Walking further south through the Douglas-fir and salal forest, grand fir and alder join the canopy. The deeper organic soils found here have a high water storage capacity, buffering the severity of summer drought, essential for ecosystem resilience in the face of climate change. This increased soil moisture also supports the growth of sword fern and mosses within the salal understorey, sheltering towhees, wrens and Pacific chorus frogs and maintaining a stable, moist microclimate. Red alders increase in abundance as you approach Gardom Pond to the south; this freshwater pond has retained its capacity to hold water year-round despite human alterations. The site hosts buffleheads and song sparrows in the slough sedges and bulrushes that line the shore. Red-winged blackbirds nest here every year, and northern red-legged frogs find their ideal habitat in the still waters and heavily vegetated shoreline of this cattail marsh. Protecting forested, aquatic and wetland habitats such as those found on this land helps to recharge groundwater and prevent runoff.

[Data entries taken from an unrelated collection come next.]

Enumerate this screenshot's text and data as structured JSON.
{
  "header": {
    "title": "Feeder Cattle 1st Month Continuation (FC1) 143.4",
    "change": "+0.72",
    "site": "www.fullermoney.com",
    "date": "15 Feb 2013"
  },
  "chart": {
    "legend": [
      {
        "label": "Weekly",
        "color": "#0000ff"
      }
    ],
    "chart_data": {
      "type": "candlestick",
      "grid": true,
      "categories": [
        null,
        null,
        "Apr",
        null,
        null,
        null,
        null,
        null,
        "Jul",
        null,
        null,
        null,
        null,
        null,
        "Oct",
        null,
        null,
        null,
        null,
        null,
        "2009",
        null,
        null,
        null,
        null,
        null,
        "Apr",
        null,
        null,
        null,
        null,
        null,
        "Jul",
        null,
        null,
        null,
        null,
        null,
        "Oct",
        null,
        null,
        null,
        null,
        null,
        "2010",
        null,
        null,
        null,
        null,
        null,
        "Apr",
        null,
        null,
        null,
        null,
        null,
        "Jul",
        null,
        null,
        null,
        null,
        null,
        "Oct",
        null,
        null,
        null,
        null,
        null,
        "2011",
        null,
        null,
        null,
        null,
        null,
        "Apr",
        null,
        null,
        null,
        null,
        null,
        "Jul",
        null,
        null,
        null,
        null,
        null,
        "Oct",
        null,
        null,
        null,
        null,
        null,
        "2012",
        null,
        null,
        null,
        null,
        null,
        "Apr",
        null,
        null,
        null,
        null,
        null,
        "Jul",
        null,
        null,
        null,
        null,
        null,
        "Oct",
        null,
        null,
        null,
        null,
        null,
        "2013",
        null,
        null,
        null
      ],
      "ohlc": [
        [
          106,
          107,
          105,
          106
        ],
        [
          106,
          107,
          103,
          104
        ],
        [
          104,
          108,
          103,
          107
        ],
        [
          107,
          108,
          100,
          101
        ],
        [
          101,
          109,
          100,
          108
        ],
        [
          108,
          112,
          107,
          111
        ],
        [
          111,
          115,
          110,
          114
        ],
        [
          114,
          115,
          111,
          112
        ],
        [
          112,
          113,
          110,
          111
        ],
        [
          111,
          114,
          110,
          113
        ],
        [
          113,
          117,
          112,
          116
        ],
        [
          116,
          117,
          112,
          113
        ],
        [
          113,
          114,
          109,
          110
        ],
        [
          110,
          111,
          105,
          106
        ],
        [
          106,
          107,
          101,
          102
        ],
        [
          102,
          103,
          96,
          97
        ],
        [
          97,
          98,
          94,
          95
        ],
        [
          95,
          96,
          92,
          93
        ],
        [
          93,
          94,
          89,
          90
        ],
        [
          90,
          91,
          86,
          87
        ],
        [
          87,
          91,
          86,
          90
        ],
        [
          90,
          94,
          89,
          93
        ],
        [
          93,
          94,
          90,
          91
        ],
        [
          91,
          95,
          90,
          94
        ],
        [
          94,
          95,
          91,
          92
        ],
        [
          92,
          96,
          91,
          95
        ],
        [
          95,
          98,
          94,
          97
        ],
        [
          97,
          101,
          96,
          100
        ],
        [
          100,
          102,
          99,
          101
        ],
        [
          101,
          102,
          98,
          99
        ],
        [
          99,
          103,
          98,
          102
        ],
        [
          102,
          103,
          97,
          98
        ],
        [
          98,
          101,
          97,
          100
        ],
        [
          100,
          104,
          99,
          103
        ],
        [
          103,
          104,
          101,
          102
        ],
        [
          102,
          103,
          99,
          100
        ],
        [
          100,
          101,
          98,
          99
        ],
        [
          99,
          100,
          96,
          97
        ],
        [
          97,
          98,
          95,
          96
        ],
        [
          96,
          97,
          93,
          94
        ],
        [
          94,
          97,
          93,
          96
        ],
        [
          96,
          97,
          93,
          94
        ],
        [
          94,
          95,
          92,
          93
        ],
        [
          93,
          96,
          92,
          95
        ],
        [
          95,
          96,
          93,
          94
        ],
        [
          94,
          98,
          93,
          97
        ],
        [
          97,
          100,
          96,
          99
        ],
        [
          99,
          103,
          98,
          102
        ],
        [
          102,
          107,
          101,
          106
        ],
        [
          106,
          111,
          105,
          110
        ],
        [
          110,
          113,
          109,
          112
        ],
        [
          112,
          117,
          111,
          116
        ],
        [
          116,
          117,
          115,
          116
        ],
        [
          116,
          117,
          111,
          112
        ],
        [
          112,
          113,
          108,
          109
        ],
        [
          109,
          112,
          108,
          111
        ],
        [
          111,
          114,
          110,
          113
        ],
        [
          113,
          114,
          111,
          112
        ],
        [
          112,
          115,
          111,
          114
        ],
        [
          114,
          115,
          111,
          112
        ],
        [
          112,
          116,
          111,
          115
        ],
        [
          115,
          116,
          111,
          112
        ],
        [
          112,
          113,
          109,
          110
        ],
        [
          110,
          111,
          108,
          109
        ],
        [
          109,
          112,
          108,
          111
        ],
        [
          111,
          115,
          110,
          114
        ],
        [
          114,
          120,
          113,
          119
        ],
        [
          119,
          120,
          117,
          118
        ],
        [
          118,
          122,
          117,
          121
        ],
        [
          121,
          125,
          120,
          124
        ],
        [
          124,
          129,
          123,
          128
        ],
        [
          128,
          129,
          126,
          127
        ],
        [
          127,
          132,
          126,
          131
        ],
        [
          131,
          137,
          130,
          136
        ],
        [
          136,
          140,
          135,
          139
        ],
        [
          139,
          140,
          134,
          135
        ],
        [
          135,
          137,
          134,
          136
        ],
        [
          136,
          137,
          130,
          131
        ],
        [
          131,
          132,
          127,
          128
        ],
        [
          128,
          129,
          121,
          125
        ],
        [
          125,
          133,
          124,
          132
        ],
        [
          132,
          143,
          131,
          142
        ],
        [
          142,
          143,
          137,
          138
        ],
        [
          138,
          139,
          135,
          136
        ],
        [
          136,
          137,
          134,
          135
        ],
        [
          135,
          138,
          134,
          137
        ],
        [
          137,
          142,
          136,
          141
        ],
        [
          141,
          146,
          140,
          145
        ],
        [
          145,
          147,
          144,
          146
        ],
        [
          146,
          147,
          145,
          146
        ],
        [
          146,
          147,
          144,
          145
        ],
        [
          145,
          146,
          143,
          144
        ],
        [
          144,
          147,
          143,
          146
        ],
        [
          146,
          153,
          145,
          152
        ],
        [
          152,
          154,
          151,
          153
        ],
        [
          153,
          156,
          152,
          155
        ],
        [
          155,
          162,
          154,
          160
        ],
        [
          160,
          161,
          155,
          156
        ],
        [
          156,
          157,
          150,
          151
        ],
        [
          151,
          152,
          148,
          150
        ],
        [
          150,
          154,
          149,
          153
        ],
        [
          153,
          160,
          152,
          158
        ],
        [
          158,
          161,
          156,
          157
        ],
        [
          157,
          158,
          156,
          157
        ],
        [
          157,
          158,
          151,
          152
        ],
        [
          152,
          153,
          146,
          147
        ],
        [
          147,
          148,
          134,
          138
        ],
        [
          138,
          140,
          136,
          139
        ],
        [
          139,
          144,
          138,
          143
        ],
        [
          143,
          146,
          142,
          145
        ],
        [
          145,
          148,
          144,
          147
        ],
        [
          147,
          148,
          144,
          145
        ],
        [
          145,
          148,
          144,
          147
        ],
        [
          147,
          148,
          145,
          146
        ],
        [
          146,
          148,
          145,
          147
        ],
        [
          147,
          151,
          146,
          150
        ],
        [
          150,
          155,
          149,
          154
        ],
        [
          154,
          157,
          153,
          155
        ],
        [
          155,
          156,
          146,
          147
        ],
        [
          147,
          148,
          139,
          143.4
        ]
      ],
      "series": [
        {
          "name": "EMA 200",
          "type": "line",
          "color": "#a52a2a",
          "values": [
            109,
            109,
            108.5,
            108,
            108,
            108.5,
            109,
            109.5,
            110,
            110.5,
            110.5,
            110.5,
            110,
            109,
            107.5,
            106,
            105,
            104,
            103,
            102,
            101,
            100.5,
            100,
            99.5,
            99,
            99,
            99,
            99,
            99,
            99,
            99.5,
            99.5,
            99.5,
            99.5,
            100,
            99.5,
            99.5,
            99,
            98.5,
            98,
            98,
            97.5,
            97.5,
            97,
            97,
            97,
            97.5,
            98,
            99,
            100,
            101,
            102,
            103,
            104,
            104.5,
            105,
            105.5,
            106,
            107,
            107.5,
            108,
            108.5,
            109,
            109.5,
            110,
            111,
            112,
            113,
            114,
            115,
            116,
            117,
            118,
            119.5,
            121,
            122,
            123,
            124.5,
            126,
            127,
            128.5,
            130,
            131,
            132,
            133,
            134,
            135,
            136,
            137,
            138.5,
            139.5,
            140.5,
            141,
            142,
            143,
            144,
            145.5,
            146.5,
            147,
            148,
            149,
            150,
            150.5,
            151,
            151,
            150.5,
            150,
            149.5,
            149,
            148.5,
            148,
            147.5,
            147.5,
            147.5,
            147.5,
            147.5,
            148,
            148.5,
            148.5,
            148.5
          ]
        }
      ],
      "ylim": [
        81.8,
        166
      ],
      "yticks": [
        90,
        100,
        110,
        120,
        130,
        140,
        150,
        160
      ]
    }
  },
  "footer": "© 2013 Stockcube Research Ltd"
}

Forests for the future

This land purchase will help us toward our ultimate goal of protecting large tracts of intact habitat in the Gulf Islands to increase connectivity, ecological integrity, and climate resilience. These actions are part of an ongoing conservation initiative we call Forests for the Future. 

Our project’s model of change is to purchase property for the sake of ecological protection. Paired with the other work undertaken by Raincoast’s Forest Conservation Program and restoration initiatives implemented by the Conservancy, our multi-pronged approach to land protection in the Gulf Islands is intended to secure long-lasting and effective protections to safeguard these ecosystems in perpetuity.

  1. For these figures and more, see the Islands Trust Toolkit (PDF)